Climate change is making the habitat of many species unsuitable, forcing wildlife to move to new places in search of suitable habitat. We use computer models to study the ‘climate paths’ along which species are moving, and have found that fluctuations in climate can cause gaps in the climate path that stop species in their tracks. We also study the characteristics that make some species more likely to move along their climate paths than others. We’ve found that what species eat, how fast they breed and how well they survive in different habitats are just as important as simply on how far species can move.
Some species seem to be moving really quickly under climate change. For example, the Small Red-Eyed damselfly, St Piran’s crab and the Gilt-head bream have recently spread into the British Isles from warmer parts on the European continent. We’re asking whether species like this pose any threat to UK ecosystems, or whether they are climatic refugees that we should try to protect here.
Other species won’t make it without our help. One question we ask is how best to protect species affected by climate change – habitat corridors or managed relocation?
When predicting the effects of climate change, one of the great unknowns is how important are interactions between species. Climate change could mean that a species gains more species to eat, is eaten by more species, or has to compete with more species. We’re measuring how these interactions depend on temperature and rainfall, and so might change in the future.

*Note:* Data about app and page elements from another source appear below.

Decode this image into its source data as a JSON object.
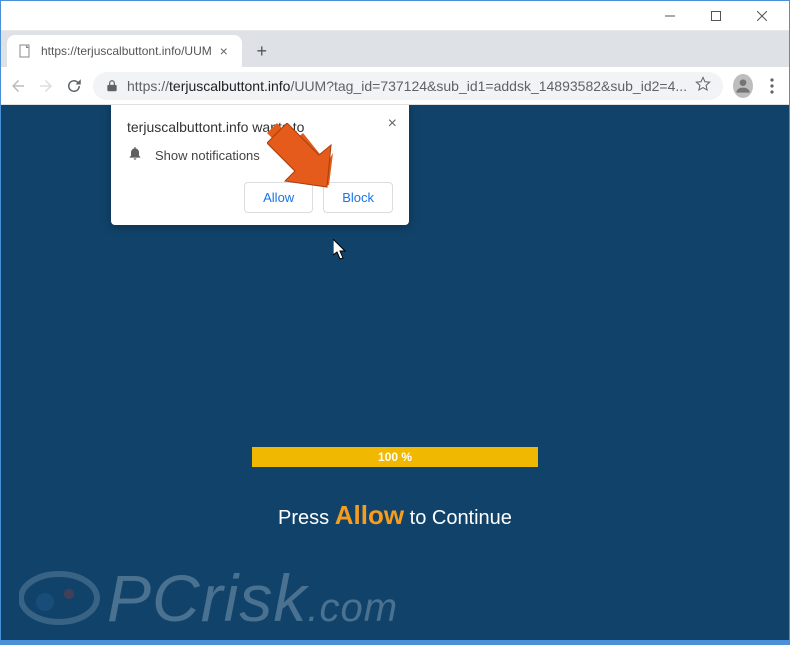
{
  "window": {
    "minimize": "–",
    "maximize": "□",
    "close": "×"
  },
  "tab": {
    "title": "https://terjuscalbuttont.info/UUM",
    "close": "×"
  },
  "newtab": "+",
  "url": {
    "scheme": "https://",
    "domain": "terjuscalbuttont.info",
    "path": "/UUM?tag_id=737124&sub_id1=addsk_14893582&sub_id2=4..."
  },
  "notification": {
    "title": "terjuscalbuttont.info wants to",
    "text": "Show notifications",
    "allow": "Allow",
    "block": "Block",
    "close": "×"
  },
  "progress": {
    "label": "100 %"
  },
  "message": {
    "pre": "Press ",
    "allow": "Allow",
    "post": " to Continue"
  },
  "watermark": {
    "text_p": "P",
    "text_c": "C",
    "text_risk": "risk",
    "text_dotcom": ".com"
  }
}
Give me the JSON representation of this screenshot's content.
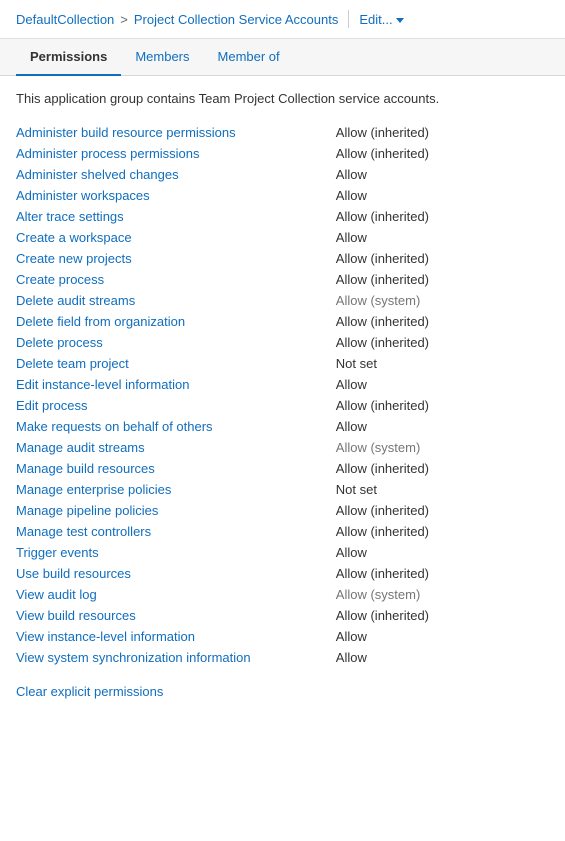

And of course, climate change has happened before. Species’ ranges shifted as the world warmed from past ice ages, and we’re trying to find out what that can tell us about climate change today.